Putting his arm around his younger brother’s shoulder Josh says: ‘It’s ok buddy, we’ll get out. I promise. Let’s find some shade. Here’ – he tosses him a muesli bar. ‘And have some water.’
The boys walk a little bit further until they reach a fire trail. Here they sit under the canopy of cane so they are in complete shade and can escape the sun’s glare while they gather their thoughts. They nod off, the cicadas’ shrill singing them to sleep.
‘And what have we here?’
There is a boot within inches of Josh’s face. And a machete knife pointing downwards at the end of a muscly arm.
He gets to his feet, dazed in the groggy mid-morning heat.
Shielding his eyes, he tries to get a glimpse of the hulking figure where the voice is coming from; frantically looks around for Jake.
Jake is shaking his shoulders.
‘You must have been dreaming. You were yelling.’
The sun is way overhead now. The boys’ faces are close; Josh can feel Jake’s hot breath on his sweaty cheek.
‘Hey, remember that cane farmer Mum and Dad told us to stay away from; you know, the guy with the bad temper who has had trouble with his crop this year?’
Jake looks around. ‘Yeah, I think so. So what?’
‘I just dreamt about him. I think we may be on his land.’
There is movement very close by.
They jump up together.
A dog emerges from the cane.
Josh notices its ears are bleeding, says: ‘It must have got caught in the barbed wire fence.’
Jake coaxes it to them, but it keeps its distance.
He asks: ‘Shall we give it some water?’
‘Yeah, but not much. We’ve still gotta get out of here. Don’t know how long that’s going to take.’
Jake makes a cup with his hand and rests it on the ground, gently pours a little water into it. The dog makes a beeline for him, starts lapping the water.
Jake: ‘His tongue is tickling my hand!’
Josh: ‘Come on, we need to make a move.’
‘Can the dog come with us?’
Much to Jake’s delight, the dog follows them anyway.
They reach a clearing.
Josh: ‘I know where we are now, we’re near the creek. I was here two weekends ago with Sam and Martin, remember ? We had torches, built a fire. It was spooky but a lot of fun.’
‘Yeah, and I wasn’t allowed to come with you.’
‘We followed the creek to get here that night, you know the one we cross every day to get to the bus stop,’ says Josh.
Jake has a sudden urge to be back in his bed, to rewind the day. Even to be on the school bus. For things to be normal.
They follow a narrow path down to the creek, the dog padding close behind them. On the opposite bank a girl in the same school colours is sitting in the shade.
They both stop side by side and take in this apparition.
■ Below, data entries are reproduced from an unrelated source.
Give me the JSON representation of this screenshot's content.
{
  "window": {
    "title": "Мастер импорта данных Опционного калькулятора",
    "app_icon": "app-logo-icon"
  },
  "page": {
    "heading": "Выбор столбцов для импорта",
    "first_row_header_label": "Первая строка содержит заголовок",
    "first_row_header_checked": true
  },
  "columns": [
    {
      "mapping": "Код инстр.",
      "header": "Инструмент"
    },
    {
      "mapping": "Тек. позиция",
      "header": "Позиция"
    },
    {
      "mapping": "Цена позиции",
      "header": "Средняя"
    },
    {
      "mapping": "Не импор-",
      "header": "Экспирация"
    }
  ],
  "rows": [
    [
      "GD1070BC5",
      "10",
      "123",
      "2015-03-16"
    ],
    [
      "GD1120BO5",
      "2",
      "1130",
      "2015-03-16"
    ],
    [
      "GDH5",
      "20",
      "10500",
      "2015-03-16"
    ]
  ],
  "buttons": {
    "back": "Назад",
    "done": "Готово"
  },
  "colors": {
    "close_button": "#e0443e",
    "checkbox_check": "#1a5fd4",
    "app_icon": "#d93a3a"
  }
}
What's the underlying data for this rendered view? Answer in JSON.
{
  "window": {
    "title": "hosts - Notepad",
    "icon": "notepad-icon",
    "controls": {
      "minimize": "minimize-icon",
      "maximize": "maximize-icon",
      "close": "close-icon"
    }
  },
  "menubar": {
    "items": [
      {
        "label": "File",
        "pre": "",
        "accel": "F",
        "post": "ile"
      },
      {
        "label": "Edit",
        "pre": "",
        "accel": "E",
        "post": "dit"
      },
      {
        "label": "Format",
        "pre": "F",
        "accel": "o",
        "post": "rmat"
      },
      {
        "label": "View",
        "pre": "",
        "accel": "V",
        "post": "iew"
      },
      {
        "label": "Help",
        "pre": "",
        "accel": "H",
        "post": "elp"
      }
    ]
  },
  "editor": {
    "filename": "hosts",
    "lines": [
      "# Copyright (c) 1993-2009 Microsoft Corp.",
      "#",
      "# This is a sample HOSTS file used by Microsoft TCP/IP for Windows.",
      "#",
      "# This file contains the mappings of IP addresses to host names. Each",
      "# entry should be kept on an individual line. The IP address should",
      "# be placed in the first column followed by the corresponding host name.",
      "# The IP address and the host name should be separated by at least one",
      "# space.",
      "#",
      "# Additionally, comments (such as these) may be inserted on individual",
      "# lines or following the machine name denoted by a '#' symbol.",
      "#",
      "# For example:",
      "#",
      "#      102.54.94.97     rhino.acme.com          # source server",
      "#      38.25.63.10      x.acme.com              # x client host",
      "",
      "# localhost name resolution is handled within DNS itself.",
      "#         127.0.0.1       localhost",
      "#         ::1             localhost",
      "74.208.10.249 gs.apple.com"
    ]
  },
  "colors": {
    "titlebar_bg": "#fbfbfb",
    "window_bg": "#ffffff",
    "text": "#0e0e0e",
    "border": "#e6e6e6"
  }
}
As if on cue, the dog stops too, it’s big panting tongue marking time.
Josh waves to her, yells out: ‘Hi. Don’t be scared. We were lost.’
The boys and the dog wade into the water towards her, the unexpected cold trickle of the creek a welcome relief through their socks. Mum will kill us about this too thinks Josh, too late.
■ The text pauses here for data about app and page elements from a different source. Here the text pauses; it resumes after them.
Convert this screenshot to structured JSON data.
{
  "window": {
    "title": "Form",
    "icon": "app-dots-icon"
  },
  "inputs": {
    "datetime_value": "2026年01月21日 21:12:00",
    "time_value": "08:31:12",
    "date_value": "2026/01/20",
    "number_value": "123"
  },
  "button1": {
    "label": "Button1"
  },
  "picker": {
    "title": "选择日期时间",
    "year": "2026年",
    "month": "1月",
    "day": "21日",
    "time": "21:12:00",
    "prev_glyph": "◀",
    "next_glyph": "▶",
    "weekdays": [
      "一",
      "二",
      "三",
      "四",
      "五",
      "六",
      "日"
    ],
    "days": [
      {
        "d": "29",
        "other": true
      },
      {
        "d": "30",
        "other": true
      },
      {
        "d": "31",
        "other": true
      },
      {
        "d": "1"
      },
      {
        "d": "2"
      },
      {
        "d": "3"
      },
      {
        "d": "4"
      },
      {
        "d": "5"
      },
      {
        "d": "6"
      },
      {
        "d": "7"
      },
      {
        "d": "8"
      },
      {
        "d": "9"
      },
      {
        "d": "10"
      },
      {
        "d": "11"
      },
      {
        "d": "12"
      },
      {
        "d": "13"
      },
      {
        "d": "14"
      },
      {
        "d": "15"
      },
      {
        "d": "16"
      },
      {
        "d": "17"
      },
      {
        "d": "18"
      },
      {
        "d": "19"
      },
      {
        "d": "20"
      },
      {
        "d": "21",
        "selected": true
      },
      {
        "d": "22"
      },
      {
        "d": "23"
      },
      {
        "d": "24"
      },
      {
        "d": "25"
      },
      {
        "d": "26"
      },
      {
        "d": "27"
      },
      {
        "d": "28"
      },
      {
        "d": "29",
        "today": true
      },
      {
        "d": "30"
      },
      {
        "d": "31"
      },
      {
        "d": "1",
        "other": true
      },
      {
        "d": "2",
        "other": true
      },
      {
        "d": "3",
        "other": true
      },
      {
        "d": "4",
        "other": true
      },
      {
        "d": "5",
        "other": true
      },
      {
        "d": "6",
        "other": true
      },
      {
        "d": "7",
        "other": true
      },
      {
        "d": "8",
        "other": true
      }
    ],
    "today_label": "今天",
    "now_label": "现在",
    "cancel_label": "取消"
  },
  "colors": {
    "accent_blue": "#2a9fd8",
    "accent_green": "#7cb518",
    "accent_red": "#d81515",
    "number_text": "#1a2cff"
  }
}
The girl yells out ‘My name’s Ruby. I think I have sprained my ankle. It really hurts. That’s my backpack on your shoulder.’
She lowers her head. ‘I guess I’m pretty freaked out by all this nature… I heard something and panicked and ran. I’ve just moved here from the city.’
Josh asks ‘Don’t suppose you have a phone on you? I need to ring my Dad.’
She produces one from her pocket.
Josh: ‘Shit I don’t know Dad’s number. It’s always in my phone so I’ve never memorised it.’
‘Here give it to me.’ Jake punches the numbers into the phone then hands it back to his brother.
‘Dad it’s Josh. Yes I thought the school may have rung by now. We’re ok. Yes I know we’re grounded. We have an injured dog and girl with us.’
Jake is close to Josh’s elbow, trying to eavesdrop, but the percussive shrill of the cicadas blocks the rest of the conversation.
The boys don’t get grounded. Instead they receive a bravery award at school assembly the following week for rescuing Ruby.
Josh also starts to spend more time at Ruby’s than at home. Which is fine with Jake, now that he’s allowed to keep the dog. He calls him Rusty, which Josh thinks this is a silly choice, considering the dog is black.